Applications are being finalized as we speak! We will send a consolidated email in the next 1-2 weeks containing all pathway application forms and final application details.
If you have any questions regarding specific pathways, please reach out to the chief in charge of your pathway!
Mandy Mohindra and Ian Drobish, our inaugural Global Health Pathway residents, participated in an interdepartmental simulation with fellow Emergency, Surgery, and OB/GYN residents. The simulation centered on a patient presenting with profound dehydration from a diarrheal illness. The resident teams had to manage the resuscitation while figuring out the underlying etiology (cholera!) and overcoming a twist – the patient was also pregnant.
The teams then participated in a socially distanced debrief and dinner while discussing the realities of providing medical care in under-resourced settings. The session ended with skills stations which taught trainees how to establish intraosseous access (without an EZ-IO device!), calculate fluid drip rates for IV medications, and mix-up homemade oral rehydration solution. Thank you, Ian and Mandy, for representing our program and bringing your A game!
Today our amazing Med/Peds PGY3, Jack Strutner, led us through a case he saw in Mozambique at his time at Maputo General Hospital. His patient was a young man with HIV who came in with subacute diarrhea with profuse bloody bowel movements and a fever. He was found to be severely volume depleted and with an AKI on exam. We worked through our diagnostic schema and work-up of diarrhea in an HIV patient, focusing on infectious etiologies. Our expert discussant from Infectious Diseases, Dr. Stephen Rawlings, helped further flesh out our differential for these patients and discussed ARV side effects. We then discussed the differences in work-up approaches for patients in resource poor settings vs here in the US, with the main difference being more focus on stabilization and resuscitation with empiric antibiotics and less so on diagnostic tests. The patient unfortunately passed which we discovered is sadly a common scenario on a global scale, highlighting the importance of ongoing global efforts to improve water supply and sanitation in disease prevention.
Take away points:
1) Remember to take a thorough history regarding diarrhea onset, characteristics (volume, content, frequency) and associated symptoms

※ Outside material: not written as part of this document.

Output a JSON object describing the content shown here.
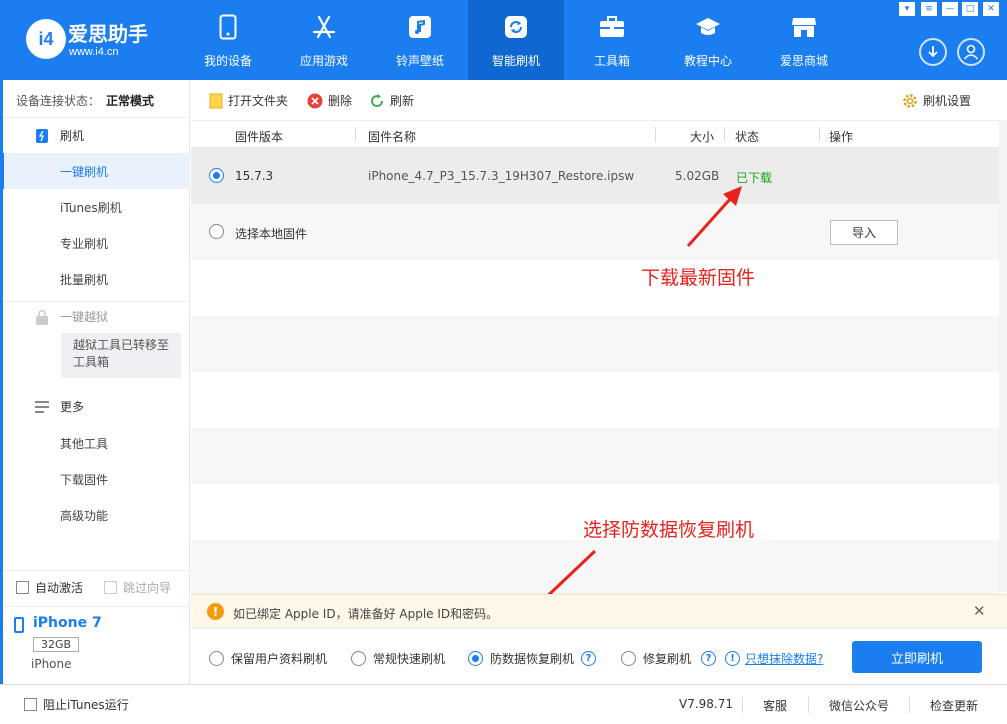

2) ARVs, particularly protease inhibitors, integrase inhibitors and Zidovudine (causing acute pancreatitis) may be the cause of diarrhea in some HIV patients
3) Diarrheal illness is still a leading cause of death worldwide, particularly in resource poor nations
Thank you again to Dr. Strutner for a thought provoking case, and to Dr. Rawlings for always providing great teaching! We hope to hear from our colleagues in Maputo sometime again soon!
The International Health Collective is looking for residents to volunteer at their monthly clinic in Tijuana on Saturday, March 7th. Providers meet in Otay Mesa at 8am, and are back on this side of the border by 4pm. This is an amazing global health opportunity to deliver primary care to an underserved community in a low-resource setting. You will have a lot of autonomy, but also plenty of support from Dr. Jia Shen (cardiology) and Dr. Weena Joshi (pediatrics). Interpreters are available, so no Spanish is required. Please email Janet (email@example.com) if you are interested!